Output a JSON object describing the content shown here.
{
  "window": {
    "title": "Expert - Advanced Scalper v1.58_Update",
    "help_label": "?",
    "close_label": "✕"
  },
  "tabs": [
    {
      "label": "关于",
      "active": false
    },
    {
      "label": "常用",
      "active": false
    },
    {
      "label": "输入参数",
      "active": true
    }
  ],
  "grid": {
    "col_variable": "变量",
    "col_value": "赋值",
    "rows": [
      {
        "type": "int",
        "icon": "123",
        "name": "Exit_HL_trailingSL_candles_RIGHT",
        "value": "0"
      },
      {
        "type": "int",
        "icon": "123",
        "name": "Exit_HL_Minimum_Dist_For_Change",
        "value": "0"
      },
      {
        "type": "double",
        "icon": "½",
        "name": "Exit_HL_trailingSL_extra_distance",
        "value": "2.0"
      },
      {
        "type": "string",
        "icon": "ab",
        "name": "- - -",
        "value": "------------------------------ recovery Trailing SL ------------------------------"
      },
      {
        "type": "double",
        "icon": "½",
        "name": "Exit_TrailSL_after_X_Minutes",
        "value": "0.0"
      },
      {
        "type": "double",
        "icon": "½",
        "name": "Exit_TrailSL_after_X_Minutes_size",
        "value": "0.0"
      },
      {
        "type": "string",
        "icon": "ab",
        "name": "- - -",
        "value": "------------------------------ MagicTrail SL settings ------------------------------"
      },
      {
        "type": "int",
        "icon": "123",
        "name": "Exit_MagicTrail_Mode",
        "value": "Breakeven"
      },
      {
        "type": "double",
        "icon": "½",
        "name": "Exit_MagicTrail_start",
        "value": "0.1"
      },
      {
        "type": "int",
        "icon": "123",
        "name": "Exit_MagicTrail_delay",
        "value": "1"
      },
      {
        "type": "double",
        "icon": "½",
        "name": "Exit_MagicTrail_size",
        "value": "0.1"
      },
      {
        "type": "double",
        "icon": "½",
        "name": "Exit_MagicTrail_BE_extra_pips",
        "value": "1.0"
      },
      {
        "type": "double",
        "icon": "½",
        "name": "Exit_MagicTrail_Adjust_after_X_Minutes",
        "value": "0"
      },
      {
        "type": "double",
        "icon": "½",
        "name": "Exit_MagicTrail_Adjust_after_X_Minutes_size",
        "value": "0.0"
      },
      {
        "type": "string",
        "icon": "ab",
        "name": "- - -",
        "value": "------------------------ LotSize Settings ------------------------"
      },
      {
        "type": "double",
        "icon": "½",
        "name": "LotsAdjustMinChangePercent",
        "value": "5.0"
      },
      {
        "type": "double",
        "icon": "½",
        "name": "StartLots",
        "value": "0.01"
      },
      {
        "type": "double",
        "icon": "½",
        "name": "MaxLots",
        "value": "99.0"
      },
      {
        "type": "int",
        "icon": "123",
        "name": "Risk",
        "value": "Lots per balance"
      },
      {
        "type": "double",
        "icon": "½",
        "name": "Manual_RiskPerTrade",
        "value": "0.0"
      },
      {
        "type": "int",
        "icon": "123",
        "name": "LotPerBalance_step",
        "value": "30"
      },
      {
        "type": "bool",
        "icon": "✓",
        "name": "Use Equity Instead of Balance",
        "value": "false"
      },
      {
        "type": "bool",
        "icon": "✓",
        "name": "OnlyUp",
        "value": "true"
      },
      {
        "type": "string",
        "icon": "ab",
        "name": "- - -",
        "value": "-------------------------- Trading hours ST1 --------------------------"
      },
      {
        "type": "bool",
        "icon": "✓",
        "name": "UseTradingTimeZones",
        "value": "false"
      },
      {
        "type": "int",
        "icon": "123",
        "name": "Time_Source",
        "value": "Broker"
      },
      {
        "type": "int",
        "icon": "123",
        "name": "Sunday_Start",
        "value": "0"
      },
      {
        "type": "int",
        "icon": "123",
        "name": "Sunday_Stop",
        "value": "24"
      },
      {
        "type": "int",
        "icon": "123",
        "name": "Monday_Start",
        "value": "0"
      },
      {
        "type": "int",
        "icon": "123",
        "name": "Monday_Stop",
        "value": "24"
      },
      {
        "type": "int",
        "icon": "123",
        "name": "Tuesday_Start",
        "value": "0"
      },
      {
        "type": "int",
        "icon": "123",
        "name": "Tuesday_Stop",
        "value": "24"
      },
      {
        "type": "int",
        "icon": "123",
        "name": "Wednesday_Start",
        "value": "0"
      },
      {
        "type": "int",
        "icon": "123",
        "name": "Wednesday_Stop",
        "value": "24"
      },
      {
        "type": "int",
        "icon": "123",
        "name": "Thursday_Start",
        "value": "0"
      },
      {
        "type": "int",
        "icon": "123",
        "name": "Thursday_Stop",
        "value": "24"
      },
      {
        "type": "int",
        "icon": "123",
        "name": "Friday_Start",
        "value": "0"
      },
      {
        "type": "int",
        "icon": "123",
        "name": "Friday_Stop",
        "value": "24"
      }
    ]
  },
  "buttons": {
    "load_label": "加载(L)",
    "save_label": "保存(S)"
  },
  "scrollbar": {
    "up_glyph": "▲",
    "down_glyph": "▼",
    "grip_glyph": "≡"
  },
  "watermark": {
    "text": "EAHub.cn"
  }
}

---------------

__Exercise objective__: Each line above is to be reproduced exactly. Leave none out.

__Written reply__:
Output a JSON object describing the content shown here.
{
  "window": {
    "title": "Expert - Advanced Scalper v1.58_Update",
    "help_label": "?",
    "close_label": "✕"
  },
  "tabs": [
    {
      "label": "关于",
      "active": false
    },
    {
      "label": "常用",
      "active": false
    },
    {
      "label": "输入参数",
      "active": true
    }
  ],
  "grid": {
    "col_variable": "变量",
    "col_value": "赋值",
    "rows": [
      {
        "type": "int",
        "icon": "123",
        "name": "Exit_HL_trailingSL_candles_RIGHT",
        "value": "0"
      },
      {
        "type": "int",
        "icon": "123",
        "name": "Exit_HL_Minimum_Dist_For_Change",
        "value": "0"
      },
      {
        "type": "double",
        "icon": "½",
        "name": "Exit_HL_trailingSL_extra_distance",
        "value": "2.0"
      },
      {
        "type": "string",
        "icon": "ab",
        "name": "- - -",
        "value": "------------------------------ recovery Trailing SL ------------------------------"
      },
      {
        "type": "double",
        "icon": "½",
        "name": "Exit_TrailSL_after_X_Minutes",
        "value": "0.0"
      },
      {
        "type": "double",
        "icon": "½",
        "name": "Exit_TrailSL_after_X_Minutes_size",
        "value": "0.0"
      },
      {
        "type": "string",
        "icon": "ab",
        "name": "- - -",
        "value": "------------------------------ MagicTrail SL settings ------------------------------"
      },
      {
        "type": "int",
        "icon": "123",
        "name": "Exit_MagicTrail_Mode",
        "value": "Breakeven"
      },
      {
        "type": "double",
        "icon": "½",
        "name": "Exit_MagicTrail_start",
        "value": "0.1"
      },
      {
        "type": "int",
        "icon": "123",
        "name": "Exit_MagicTrail_delay",
        "value": "1"
      },
      {
        "type": "double",
        "icon": "½",
        "name": "Exit_MagicTrail_size",
        "value": "0.1"
      },
      {
        "type": "double",
        "icon": "½",
        "name": "Exit_MagicTrail_BE_extra_pips",
        "value": "1.0"
      },
      {
        "type": "double",
        "icon": "½",
        "name": "Exit_MagicTrail_Adjust_after_X_Minutes",
        "value": "0"
      },
      {
        "type": "double",
        "icon": "½",
        "name": "Exit_MagicTrail_Adjust_after_X_Minutes_size",
        "value": "0.0"
      },
      {
        "type": "string",
        "icon": "ab",
        "name": "- - -",
        "value": "------------------------ LotSize Settings ------------------------"
      },
      {
        "type": "double",
        "icon": "½",
        "name": "LotsAdjustMinChangePercent",
        "value": "5.0"
      },
      {
        "type": "double",
        "icon": "½",
        "name": "StartLots",
        "value": "0.01"
      },
      {
        "type": "double",
        "icon": "½",
        "name": "MaxLots",
        "value": "99.0"
      },
      {
        "type": "int",
        "icon": "123",
        "name": "Risk",
        "value": "Lots per balance"
      },
      {
        "type": "double",
        "icon": "½",
        "name": "Manual_RiskPerTrade",
        "value": "0.0"
      },
      {
        "type": "int",
        "icon": "123",
        "name": "LotPerBalance_step",
        "value": "30"
      },
      {
        "type": "bool",
        "icon": "✓",
        "name": "Use Equity Instead of Balance",
        "value": "false"
      },
      {
        "type": "bool",
        "icon": "✓",
        "name": "OnlyUp",
        "value": "true"
      },
      {
        "type": "string",
        "icon": "ab",
        "name": "- - -",
        "value": "-------------------------- Trading hours ST1 --------------------------"
      },
      {
        "type": "bool",
        "icon": "✓",
        "name": "UseTradingTimeZones",
        "value": "false"
      },
      {
        "type": "int",
        "icon": "123",
        "name": "Time_Source",
        "value": "Broker"
      },
      {
        "type": "int",
        "icon": "123",
        "name": "Sunday_Start",
        "value": "0"
      },
      {
        "type": "int",
        "icon": "123",
        "name": "Sunday_Stop",
        "value": "24"
      },
      {
        "type": "int",
        "icon": "123",
        "name": "Monday_Start",
        "value": "0"
      },
      {
        "type": "int",
        "icon": "123",
        "name": "Monday_Stop",
        "value": "24"
      },
      {
        "type": "int",
        "icon": "123",
        "name": "Tuesday_Start",
        "value": "0"
      },
      {
        "type": "int",
        "icon": "123",
        "name": "Tuesday_Stop",
        "value": "24"
      },
      {
        "type": "int",
        "icon": "123",
        "name": "Wednesday_Start",
        "value": "0"
      },
      {
        "type": "int",
        "icon": "123",
        "name": "Wednesday_Stop",
        "value": "24"
      },
      {
        "type": "int",
        "icon": "123",
        "name": "Thursday_Start",
        "value": "0"
      },
      {
        "type": "int",
        "icon": "123",
        "name": "Thursday_Stop",
        "value": "24"
      },
      {
        "type": "int",
        "icon": "123",
        "name": "Friday_Start",
        "value": "0"
      },
      {
        "type": "int",
        "icon": "123",
        "name": "Friday_Stop",
        "value": "24"
      }
    ]
  },
  "buttons": {
    "load_label": "加载(L)",
    "save_label": "保存(S)"
  },
  "scrollbar": {
    "up_glyph": "▲",
    "down_glyph": "▼",
    "grip_glyph": "≡"
  },
  "watermark": {
    "text": "EAHub.cn"
  }
}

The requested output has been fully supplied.